**TRY IT:** Apart from the images, output the data below exactly.

--- INPUT Enclosed Below ---

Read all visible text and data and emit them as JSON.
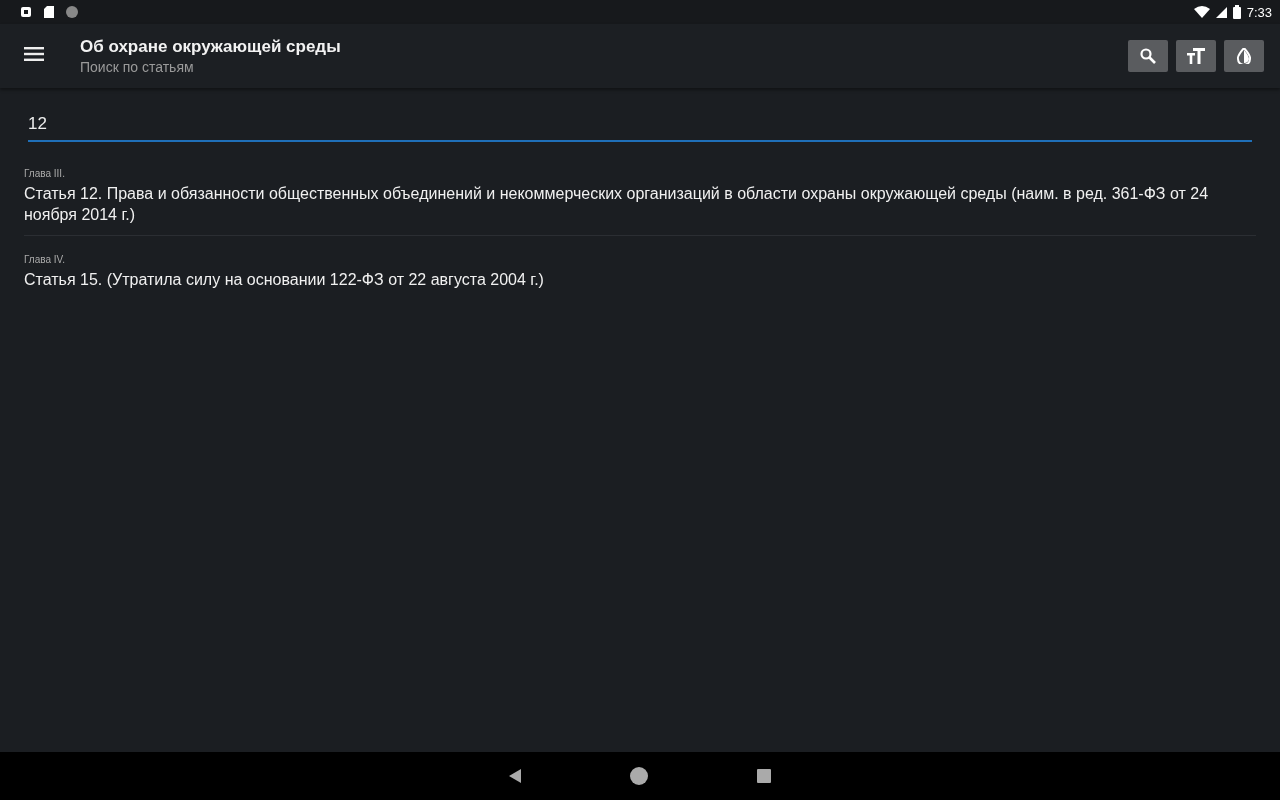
{
  "status_bar": {
    "time": "7:33"
  },
  "toolbar": {
    "title": "Об охране окружающей среды",
    "subtitle": "Поиск по статьям"
  },
  "search": {
    "value": "12"
  },
  "results": [
    {
      "chapter": "Глава III.",
      "title": "Статья 12. Права и обязанности общественных объединений и некоммерческих организаций в области охраны окружающей среды (наим. в ред. 361-ФЗ от 24 ноября 2014 г.)"
    },
    {
      "chapter": "Глава IV.",
      "title": "Статья 15. (Утратила силу на основании 122-ФЗ от 22 августа 2004 г.)"
    }
  ]
}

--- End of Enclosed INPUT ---

**REPLY TO THE TASK:**
Read all visible text and data and emit them as JSON.
{
  "status_bar": {
    "time": "7:33"
  },
  "toolbar": {
    "title": "Об охране окружающей среды",
    "subtitle": "Поиск по статьям"
  },
  "search": {
    "value": "12"
  },
  "results": [
    {
      "chapter": "Глава III.",
      "title": "Статья 12. Права и обязанности общественных объединений и некоммерческих организаций в области охраны окружающей среды (наим. в ред. 361-ФЗ от 24 ноября 2014 г.)"
    },
    {
      "chapter": "Глава IV.",
      "title": "Статья 15. (Утратила силу на основании 122-ФЗ от 22 августа 2004 г.)"
    }
  ]
}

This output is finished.